Car Batteries aren’t designed to last forever and will need replacing at some point, in the UK unreliable batteries account for one of the biggest call outs for roadside assistance.
There are a multitude of factors that affect a cars battery life and on average they last between three and five years when properly maintained. The most common causes of a flat battery are irregular use of a vehicle or only making short journeys. The vehicle isn’t given chance to charge enough which causes sulphation - a hardening of the lead plates that sit within the battery, affecting its capability to hold a charge.
Battery performance can also be affected by temperature as they work on a chemical reaction basis; a battery operates at maximum efficiency at a temperature of 26.7℃ or 80℉.
Leaving any electrical systems running without the engine running may also cause a battery drain which will result in a flat battery. Always ensure your lights, radio etc are turned off when your vehicle is not in use.
It’s advisable to seek professional advice if you have not changed a battery before, however, if you are wanting to change it yourself, here’s how:

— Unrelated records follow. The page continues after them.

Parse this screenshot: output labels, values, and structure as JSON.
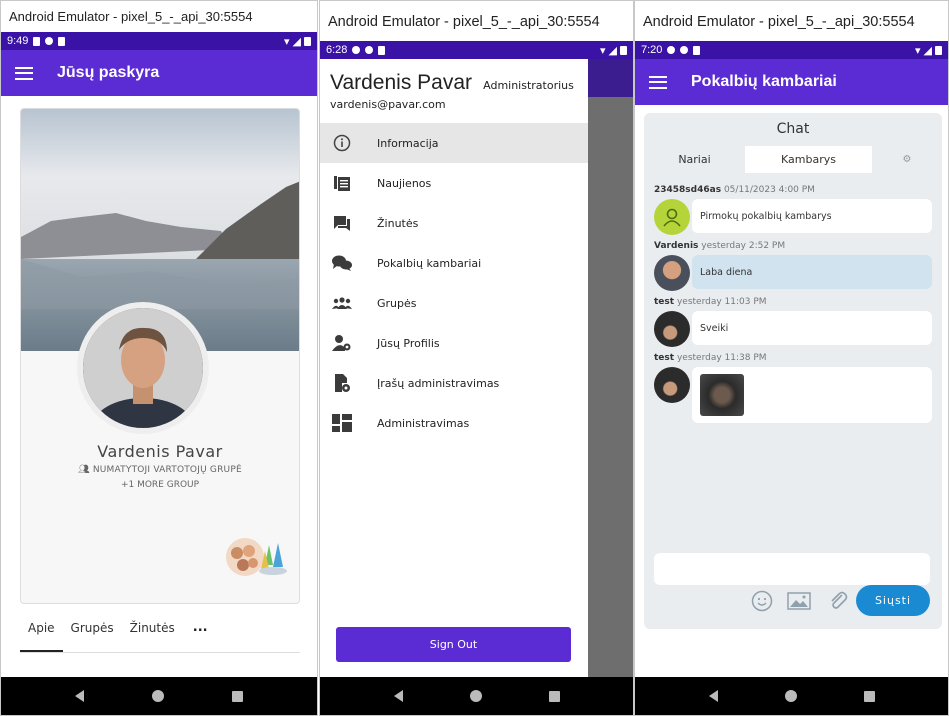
{
  "windows": [
    {
      "title": "Android Emulator - pixel_5_-_api_30:5554",
      "status_time": "9:49",
      "appbar_title": "Jūsų paskyra",
      "profile": {
        "name": "Vardenis Pavar",
        "group": "NUMATYTOJI VARTOTOJŲ GRUPĖ",
        "more_groups": "+1 MORE GROUP"
      },
      "tabs": [
        "Apie",
        "Grupės",
        "Žinutės"
      ],
      "tabs_more": "..."
    },
    {
      "title": "Android Emulator - pixel_5_-_api_30:5554",
      "status_time": "6:28",
      "user": {
        "name": "Vardenis Pavar",
        "role": "Administratorius",
        "email": "vardenis@pavar.com"
      },
      "menu": [
        {
          "label": "Informacija",
          "icon": "info-icon"
        },
        {
          "label": "Naujienos",
          "icon": "news-icon"
        },
        {
          "label": "Žinutės",
          "icon": "message-icon"
        },
        {
          "label": "Pokalbių kambariai",
          "icon": "chat-rooms-icon"
        },
        {
          "label": "Grupės",
          "icon": "groups-icon"
        },
        {
          "label": "Jūsų Profilis",
          "icon": "profile-settings-icon"
        },
        {
          "label": "Įrašų administravimas",
          "icon": "posts-admin-icon"
        },
        {
          "label": "Administravimas",
          "icon": "dashboard-icon"
        }
      ],
      "sign_out": "Sign Out"
    },
    {
      "title": "Android Emulator - pixel_5_-_api_30:5554",
      "status_time": "7:20",
      "appbar_title": "Pokalbių kambariai",
      "chat": {
        "title": "Chat",
        "tabs": [
          "Nariai",
          "Kambarys"
        ],
        "messages": [
          {
            "author": "23458sd46as",
            "time": "05/11/2023 4:00 PM",
            "text": "Pirmokų pokalbių kambarys"
          },
          {
            "author": "Vardenis",
            "time": "yesterday 2:52 PM",
            "text": "Laba diena"
          },
          {
            "author": "test",
            "time": "yesterday 11:03 PM",
            "text": "Sveiki"
          },
          {
            "author": "test",
            "time": "yesterday 11:38 PM",
            "text": ""
          }
        ],
        "compose_placeholder": "",
        "send_label": "Siųsti"
      }
    }
  ],
  "colors": {
    "app_bar": "#5b2bd3",
    "status_bar": "#3a13a6",
    "send_button": "#1a8bd3",
    "highlight_bubble": "#d0e3ef"
  }
}
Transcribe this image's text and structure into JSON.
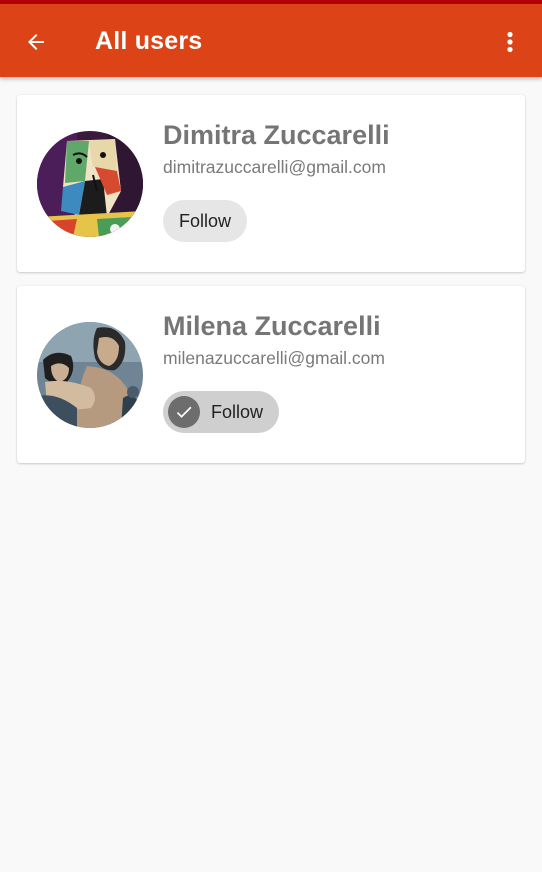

Locate the battery:
Ensure your vehicle is parked on a flat level surface, the engine is off and handbrake is engaged, then open the bonnet. If you are unsure where to find the battery, refer to the owner’s manual.
Battery acid is highly harmful and corrosive, ensure you are protected with gloves and appropriate eyewear before attempting to remove it in case of any leaks.
Radio / Sat Nav Codes:
It may be worth checking that you have the vehicles electrical PIN codes to hand and the car keys in reach. Changing a battery can send the head unit into safe mode which will require a code to restart. It may also activate the central locking system or set off an alarm.
Identify the terminals:
The battery will have a positive and negative terminal. The positive battery terminal will be marked with a ‘+’ and will usually have red wires. The negative battery terminal will be marked with a ‘-’ and usually has black wires. It is important not to let the two terminals come into contact as this may cause a spark.
Removing the battery:
Always remove the negative terminal first. Failure to do so could damage your car’s electrical system. Next, using the socket or spanner loosen the positive terminal, then the clamps or screws securing the battery in its housing (typically found low down on the side of the battery). Carefully lift the battery out vertically (please note car batteries are heavy!) avoid tilting as this may cause an acid spillage.
Installing the new battery:
Ensuring the negative and positive terminals are in the same position as the existing battery, lift the new battery into its housing. Double check this before tightening the clamps or screws that hold the battery in place. Remove the plastic protective covers from the new battery posts and then securely reconnect the positive (+) terminal followed by the negative (-) terminal.
Ready, Set, Go!
Having followed the steps above, you should now be able to start the ignition and be ready to drive away on a full charge. Just ensure that you keep the battery in a secure upright position and dispose of it appropriately at either a recycling centre or tip.